Eric Peters (www.ericpetersautos.com) is a respected automotive columnist in Washington, D.C. and a regular contributor to Bottom Line Secrets, one of my consumer resources.
He says older car-buyers prefer used cars because of how quickly new cars depreciate. He also says older drivers care more about practicality, safety and comfort.
These are the used cars he says are the best for older drivers, including an estimated price range based on year, mileage and condition:
* 2002-07 TOYOTA COROLLA ($5,000 - $18,000). Peters says it's a compact, but it seats like a large sedan -- lots of head, shoulder and leg room. The Corolla also scored very well during those years in its crash-testing.
* 2002-07 CHRYSLER PT CRUISER ($5,500 - $15,500). Peters recommends these model years for older drivers because of their fuel economy and because they can be easily modified to accommodate disabled drivers and passengers. The Cruiser is expected to be discontinued, and there is a glut of them out there, so there are good deals to be had with the supply out there.
* 2005-07 BUICK LACROSSE ($12,000 - $18,500). Seats six, plush ride, V-6.
* 2005-07 FORD FIVE HUNDRED ($12,000 - $20,000). Standard V-6 with lots of room and comfort, but not so good on the gas.

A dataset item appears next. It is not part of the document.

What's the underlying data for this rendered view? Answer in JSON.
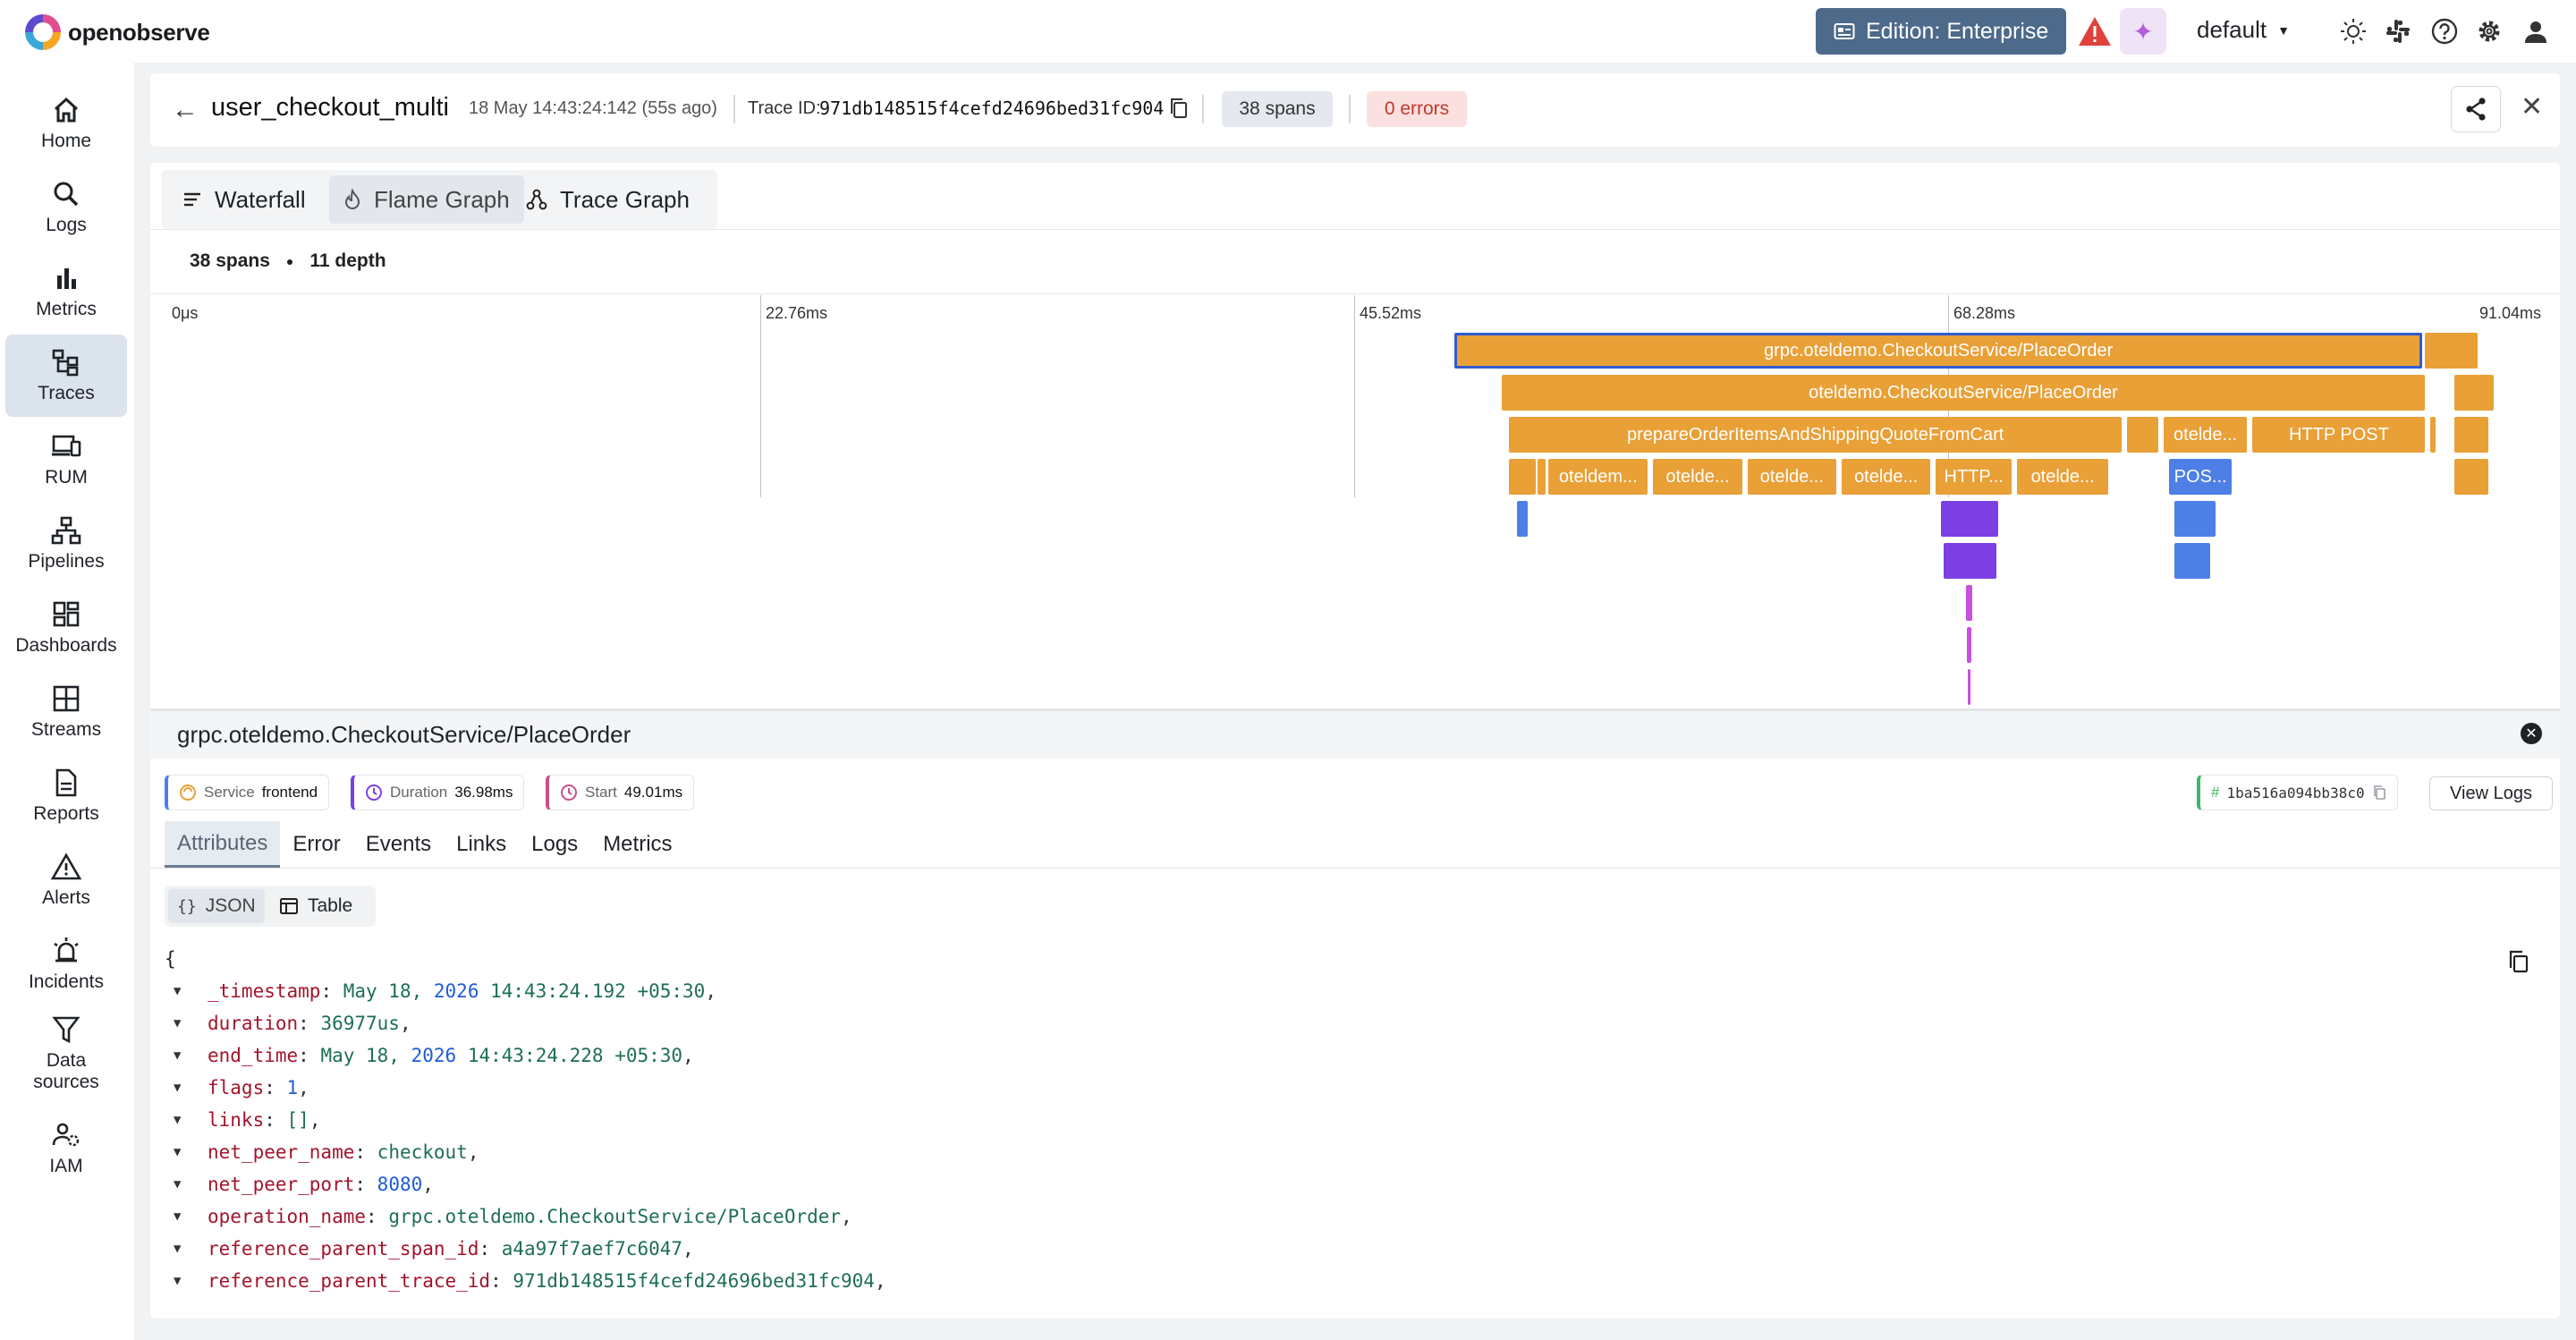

* 2000-07 TOYOTA AVALON ($7,000 - $25,000). Power, class, quality and reliability. Peters says the Avalon is the best full-size car for retaining its value.
* 2002-07 MERCURY GRAND MARQUIS ($7,000 - $20,000). Long service life, lots of room, powerful V-8.
You might have noticed that these recommendations don't go back that far in years.
"The newer a used car is and the lower its mileage, the more likely it will be that at least a portion of its original new car warranty will still be in effect," explains Peters. "This includes either bumper-to-bumper coverage for everything except normal wear and tear or longer-term power train coverage."